AUDIE CORNISH, HOST:
Ecologist Dan Nepstad has studied the Amazon for more than 30 years. He explained to me why it's hard to know the true extent of these fires.
DAN NEPSTAD: In an intact Amazon forest - a virgin forest - if it's a really dry year and the fire gets going, it's shin-high. You can step over it, and that means it doesn't register a lot of heat, and the satellites don't pick up that as an act of fire. The best way to know if a forest is burning is to see smoke coming out the top. So it's really hard to know how much of the virgin forests of the Amazon are catching fire. If they're open fires or fires burning damaged forests, they're much easier to spot, and that's most of what we're seeing this year.
CORNISH: Talk more about what we are seeing this year. How is it different from fires in the past?
NEPSTAD: Well, it's a big fire year. It's the biggest one in the last decade. A lot of the fires burning now are persistent, and that means that those are felled forests - the giant rainforest trees that have been cut down with chainsaws, allowed to dry, and now they're being burned in preparation for crops or pasture or whatever. A lot of smoke because there's so much tree biomass, a lot of energy, meaning that smoke goes really high into the atmosphere - and it can spread across entire regions.
CORNISH: You've written that the biggest threat to the Amazon is the large-scale displacement of scrub vegetation. What is that, and what does that mean in terms of the Amazon being exposed to more and more fires?
NEPSTAD: So what was deep, dense shade that kept the litter layer - the fuel layer - moist and difficult to burn is drying out, and there's a lot more of it. The next fire is much more intense. It kills more trees, and pretty soon, grasses and shrubs start to move into what was a pristine forest, and that's what I call this scrub vegetation. So that - eventually, you really can't recognize that that's a forest that was - never saw a chainsaw, but it's completely altered. That, for me, is the most worrisome long-term scenario for the Amazon.
CORNISH: What, then, is the solution? What steps can the Brazilian government take to protect the Amazon?
NEPSTAD: You know, I think there's a huge opportunity to solve this, and not just with dumping water or putting out fires. But to really come up with a systemic strategy that is long-term, we really need to shift from fire-prone systems, like extensive cattle, to more intensive forms that are tree-based so that the landholder will be more reluctant to use fire to manage their land and they'll invest more in fire prevention.

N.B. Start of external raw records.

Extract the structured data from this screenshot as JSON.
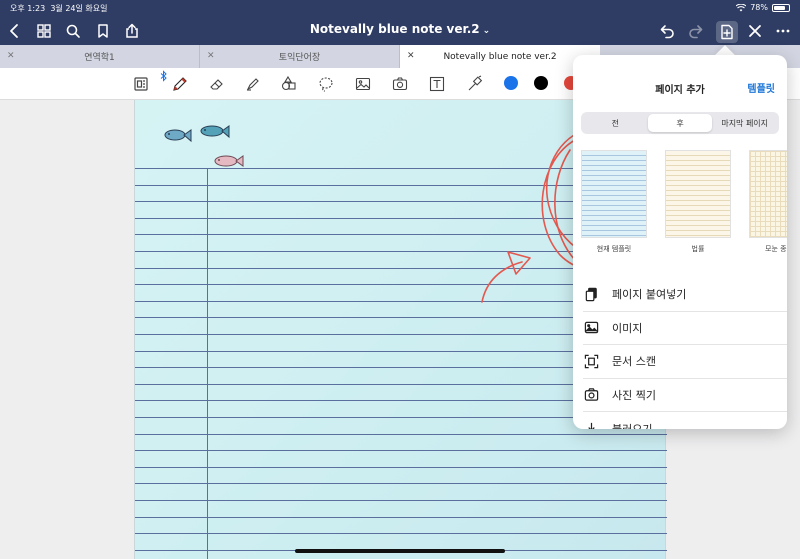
{
  "status": {
    "time": "오후 1:23",
    "date": "3월 24일 화요일",
    "battery": "78%"
  },
  "nav": {
    "title": "Notevally blue note ver.2"
  },
  "tabs": [
    {
      "label": "연역학1"
    },
    {
      "label": "토익단어장"
    },
    {
      "label": "Notevally blue note ver.2",
      "active": true
    }
  ],
  "toolbar": {
    "tools": [
      "page-view-icon",
      "bluetooth-icon",
      "pen-icon",
      "eraser-icon",
      "highlighter-icon",
      "shapes-icon",
      "lasso-icon",
      "image-icon",
      "camera-icon",
      "text-icon",
      "laser-pointer-icon"
    ],
    "colors": [
      "#1a73e8",
      "#000000",
      "#e5473b"
    ]
  },
  "popover": {
    "title": "페이지 추가",
    "template_link": "템플릿",
    "segments": [
      "전",
      "후",
      "마지막 페이지"
    ],
    "selected_segment": "후",
    "thumbnails": [
      {
        "label": "현재 템플릿"
      },
      {
        "label": "법률"
      },
      {
        "label": "모눈 종"
      }
    ],
    "menu": [
      {
        "label": "페이지 붙여넣기",
        "icon": "paste-page-icon"
      },
      {
        "label": "이미지",
        "icon": "image-icon"
      },
      {
        "label": "문서 스캔",
        "icon": "scan-document-icon"
      },
      {
        "label": "사진 찍기",
        "icon": "camera-icon"
      },
      {
        "label": "불러오기",
        "icon": "import-icon"
      }
    ]
  },
  "annotation": {
    "color": "#e4584f"
  }
}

CORNISH: Before I let you go, I've heard over and over the last few days this idea that the Amazon is the lungs of the world. Is that a good way to think of it?
NEPSTAD: That's a little misleading. There's a lot of big, old trees, and they respire a lot. Just like people have to breathe in oxygen, those tree trunks also have to breathe in oxygen, and all of that dead wood, as it rots, is taking up oxygen- much better to focus on the Amazon as a cooling system for the planet. You know, really, every time a little droplet of water leaves a leaf and goes into vapor, it's absorbing energy and it's cooling things down. And the Amazon is so big that if we lose it, it's going to change the way air and energy move around the planet, and that means our climate will change. For me, that's something that really ties us to the health of the Amazon wherever we are on the planet.

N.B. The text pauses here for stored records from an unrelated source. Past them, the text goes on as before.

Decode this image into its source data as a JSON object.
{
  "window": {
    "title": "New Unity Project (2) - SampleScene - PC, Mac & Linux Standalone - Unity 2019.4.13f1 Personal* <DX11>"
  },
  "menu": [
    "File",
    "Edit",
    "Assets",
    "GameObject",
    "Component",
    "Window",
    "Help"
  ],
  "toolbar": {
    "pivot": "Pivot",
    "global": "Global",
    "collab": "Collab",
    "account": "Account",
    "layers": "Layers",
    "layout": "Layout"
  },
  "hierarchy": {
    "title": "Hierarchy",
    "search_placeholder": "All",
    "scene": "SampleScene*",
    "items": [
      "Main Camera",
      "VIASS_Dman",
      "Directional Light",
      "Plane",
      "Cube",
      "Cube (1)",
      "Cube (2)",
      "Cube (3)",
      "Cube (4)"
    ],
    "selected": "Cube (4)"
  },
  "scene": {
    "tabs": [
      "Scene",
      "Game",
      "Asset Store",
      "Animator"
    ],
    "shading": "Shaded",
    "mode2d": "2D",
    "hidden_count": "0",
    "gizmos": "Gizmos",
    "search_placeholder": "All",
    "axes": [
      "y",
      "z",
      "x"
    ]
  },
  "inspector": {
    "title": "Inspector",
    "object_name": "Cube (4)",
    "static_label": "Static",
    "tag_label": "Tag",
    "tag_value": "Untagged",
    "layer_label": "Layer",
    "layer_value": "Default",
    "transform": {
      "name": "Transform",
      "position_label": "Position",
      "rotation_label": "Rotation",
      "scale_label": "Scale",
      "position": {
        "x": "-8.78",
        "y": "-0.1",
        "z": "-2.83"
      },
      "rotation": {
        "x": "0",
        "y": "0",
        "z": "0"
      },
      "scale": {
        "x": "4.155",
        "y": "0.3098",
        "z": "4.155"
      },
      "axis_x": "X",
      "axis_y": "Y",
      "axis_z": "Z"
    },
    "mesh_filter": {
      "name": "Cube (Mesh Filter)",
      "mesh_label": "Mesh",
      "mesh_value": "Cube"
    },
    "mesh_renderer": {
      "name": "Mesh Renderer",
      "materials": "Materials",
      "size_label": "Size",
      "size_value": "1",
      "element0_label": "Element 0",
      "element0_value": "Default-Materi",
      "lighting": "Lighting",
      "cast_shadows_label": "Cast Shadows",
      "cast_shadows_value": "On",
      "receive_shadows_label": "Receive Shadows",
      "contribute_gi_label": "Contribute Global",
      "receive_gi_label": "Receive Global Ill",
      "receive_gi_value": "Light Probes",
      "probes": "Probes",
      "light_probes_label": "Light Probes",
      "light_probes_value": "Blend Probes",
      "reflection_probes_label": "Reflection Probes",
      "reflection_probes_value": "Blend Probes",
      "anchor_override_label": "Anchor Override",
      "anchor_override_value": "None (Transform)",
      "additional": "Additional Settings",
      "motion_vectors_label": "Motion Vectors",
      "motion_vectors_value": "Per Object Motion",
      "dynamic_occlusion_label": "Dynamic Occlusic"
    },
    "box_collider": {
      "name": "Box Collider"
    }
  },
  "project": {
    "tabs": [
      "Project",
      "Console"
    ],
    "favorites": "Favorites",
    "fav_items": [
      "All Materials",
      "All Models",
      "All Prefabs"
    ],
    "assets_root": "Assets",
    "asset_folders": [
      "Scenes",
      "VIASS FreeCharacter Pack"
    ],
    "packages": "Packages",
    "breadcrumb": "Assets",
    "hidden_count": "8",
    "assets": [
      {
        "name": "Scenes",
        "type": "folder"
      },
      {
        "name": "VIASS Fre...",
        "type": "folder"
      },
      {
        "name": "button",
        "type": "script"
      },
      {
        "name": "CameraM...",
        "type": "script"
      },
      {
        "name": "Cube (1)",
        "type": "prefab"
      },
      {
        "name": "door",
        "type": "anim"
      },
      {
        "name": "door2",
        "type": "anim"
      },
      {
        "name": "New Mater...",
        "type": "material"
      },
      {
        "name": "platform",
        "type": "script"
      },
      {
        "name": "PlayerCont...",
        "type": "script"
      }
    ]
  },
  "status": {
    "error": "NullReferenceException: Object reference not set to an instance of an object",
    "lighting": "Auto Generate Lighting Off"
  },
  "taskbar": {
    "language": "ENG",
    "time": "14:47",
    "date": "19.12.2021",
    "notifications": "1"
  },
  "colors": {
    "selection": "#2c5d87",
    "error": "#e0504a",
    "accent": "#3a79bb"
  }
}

CORNISH: That's Dan Nepstad. He's president and founder of the Earth Innovation Institute.
Thank you for explaining this to us.

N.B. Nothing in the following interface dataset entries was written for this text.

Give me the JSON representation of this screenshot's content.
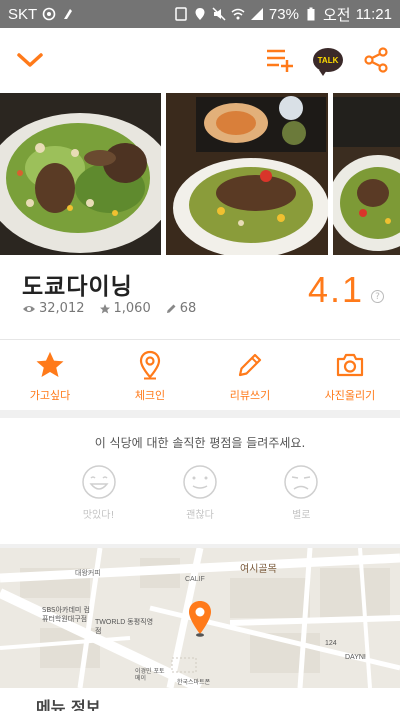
{
  "status_bar": {
    "carrier": "SKT",
    "battery": "73%",
    "ampm": "오전",
    "time": "11:21"
  },
  "app_bar": {
    "icons": [
      "chevron-down-icon",
      "playlist-add-icon",
      "kakao-talk-icon",
      "share-icon"
    ],
    "talk_label": "TALK",
    "accent_color": "#ff7a1a"
  },
  "restaurant": {
    "name": "도쿄다이닝",
    "views": "32,012",
    "favorites": "1,060",
    "reviews": "68",
    "rating": "4.1",
    "help": "?"
  },
  "actions": [
    {
      "label": "가고싶다",
      "icon": "star-icon"
    },
    {
      "label": "체크인",
      "icon": "location-pin-icon"
    },
    {
      "label": "리뷰쓰기",
      "icon": "pencil-icon"
    },
    {
      "label": "사진올리기",
      "icon": "camera-icon"
    }
  ],
  "review_prompt": {
    "text": "이 식당에 대한 솔직한 평점을 들려주세요.",
    "options": [
      {
        "label": "맛있다!",
        "icon": "happy-face-icon"
      },
      {
        "label": "괜찮다",
        "icon": "neutral-face-icon"
      },
      {
        "label": "별로",
        "icon": "sad-face-icon"
      }
    ]
  },
  "map": {
    "labels": {
      "area": "여시골목",
      "store1": "TWORLD 동평직영점",
      "academy": "SBS아카데미 컴퓨터학원대구점",
      "cafe": "CALIF",
      "daynim": "DAYNI",
      "building_num": "124",
      "coffee": "대왕커피",
      "korean_store": "한국스마트폰",
      "ice": "이경민 포토메이"
    }
  },
  "next_section": {
    "title": "메뉴 정보"
  }
}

NEPSTAD: My pleasure - great talking to you. Transcript provided by NPR, Copyright NPR.